Just like your typical emergency room, a trauma center is located within a hospital, in the emergency department. A trauma center is equipped to deal with severe and more life-threatening conditions, and the staff are highly trained in traumatic injuries. These injuries could include stabs or gunshot wounds, major burns, severe falls, brain injuries, traumatic car crash injuries and more. St. Michael’s Hospital is a Level I Trauma Centre, which means that we provide total care for all aspects of an injury.
Emergency rooms are where you go for emergency assistance. An emergency room is equipped with nurses and doctors who are trained to deal with a variety of issues such as signs of a heart attack, fainting, or possible broken limbs. You would go to an emergency room if you experience of have broken bones, fainting, a heart attack or stroke, minor burns, stomach issues and more.
Pushing boundaries of video review in trauma: using comprehensive data to improve the safety of trauma care. Nolan B., Hicks C., Petrosoniak, A., Jung J., Grantcharov T. Trauma Surg Acute Care Open. 2020.
U of T researcher on why a black box in the OR is good for health care. University of Toronto.
We have compiled an inventory of EDI resources that may be helpful for researchers. This inventory will be updated regularly. If you know of additional helpful EDI resources that are not listed here, please contact VPRI@smh.ca.

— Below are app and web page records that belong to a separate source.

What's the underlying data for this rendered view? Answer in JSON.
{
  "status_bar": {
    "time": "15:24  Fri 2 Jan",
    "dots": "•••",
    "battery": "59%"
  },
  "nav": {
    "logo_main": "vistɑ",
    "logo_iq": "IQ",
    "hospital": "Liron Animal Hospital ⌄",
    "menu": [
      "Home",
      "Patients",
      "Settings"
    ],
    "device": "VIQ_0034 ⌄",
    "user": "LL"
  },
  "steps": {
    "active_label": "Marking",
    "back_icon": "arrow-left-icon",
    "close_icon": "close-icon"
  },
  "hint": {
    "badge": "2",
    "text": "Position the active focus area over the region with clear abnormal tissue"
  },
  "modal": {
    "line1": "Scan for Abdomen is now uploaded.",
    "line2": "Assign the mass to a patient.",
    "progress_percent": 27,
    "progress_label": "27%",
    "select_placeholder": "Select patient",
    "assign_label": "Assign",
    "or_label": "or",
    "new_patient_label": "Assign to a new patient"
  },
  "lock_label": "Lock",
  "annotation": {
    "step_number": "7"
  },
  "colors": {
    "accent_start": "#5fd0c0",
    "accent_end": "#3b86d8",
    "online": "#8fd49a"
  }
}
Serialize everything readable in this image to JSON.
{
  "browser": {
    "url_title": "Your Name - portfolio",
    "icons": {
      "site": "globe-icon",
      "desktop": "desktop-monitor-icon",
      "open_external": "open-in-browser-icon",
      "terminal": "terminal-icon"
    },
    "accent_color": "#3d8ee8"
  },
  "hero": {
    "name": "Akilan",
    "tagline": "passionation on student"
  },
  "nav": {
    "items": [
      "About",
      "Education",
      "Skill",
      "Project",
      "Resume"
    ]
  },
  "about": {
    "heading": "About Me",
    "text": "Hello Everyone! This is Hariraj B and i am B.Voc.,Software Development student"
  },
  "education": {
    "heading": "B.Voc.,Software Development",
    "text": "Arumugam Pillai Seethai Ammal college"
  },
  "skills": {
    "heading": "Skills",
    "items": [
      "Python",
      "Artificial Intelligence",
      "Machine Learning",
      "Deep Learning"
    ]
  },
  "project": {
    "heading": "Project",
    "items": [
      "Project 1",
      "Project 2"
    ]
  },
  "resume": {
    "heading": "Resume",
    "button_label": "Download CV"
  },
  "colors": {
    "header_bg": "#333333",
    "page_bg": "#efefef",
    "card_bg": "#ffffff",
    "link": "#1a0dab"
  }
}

Unconscious Bias (or implicit bias) refers to the influence of prejudice or unsupported assumptions against social groups such as women, racialized persons, Indigenous peoples, people with disabilities, and/ or members of LGBTQ2+ communities. Patterns of bias contribute to discrimination and underrepresentation in particular fields, or in particular stages of careers. Bias can have an impact on hiring committees or research teams, and can contribute to healthcare disparities.
The following list summarizes some of the federal government’s most common resources to guide both early career and established scientists with applying EDI considerations when developing their research programs and writing grant applications.
The following resources provide EDI guidelines and best practices for peer reviewers.
These are examples of resources for researchers working in partnerships with Indigenous communities or applying Indigenous concepts in their research programs.
To produce robust and useful findings, it is critical to integrate considerations of sex and gender in health research studies. Gender-Based Analysis Plus (GBA+) is an analytical process used to assess how diverse groups of women, men and non-binary people may experience policies, programs and initiatives. The “plus” in GBA+ acknowledges that GBA goes beyond biological (sex) and socio-cultural (gender) differences.
Many applications require an institutional letter of support and/or a description of the research environment. To assist, we developed a Li Ka Shing Knowledge Institute (LKSKI) Priorities and Resources document summarizing the research priorities of LKSKI and the resources available to our investigators to support their research programs. We also designed a general outline of an institutional letter of support; however, these are only meant to be a guide and can be expanded upon or altered as required for individual applications.
Note: the above documents (except CIHR guide below) are for Internal Use Only and accessible through the intranet. Click Here for a step-by-step guide on how to externally access internal documents.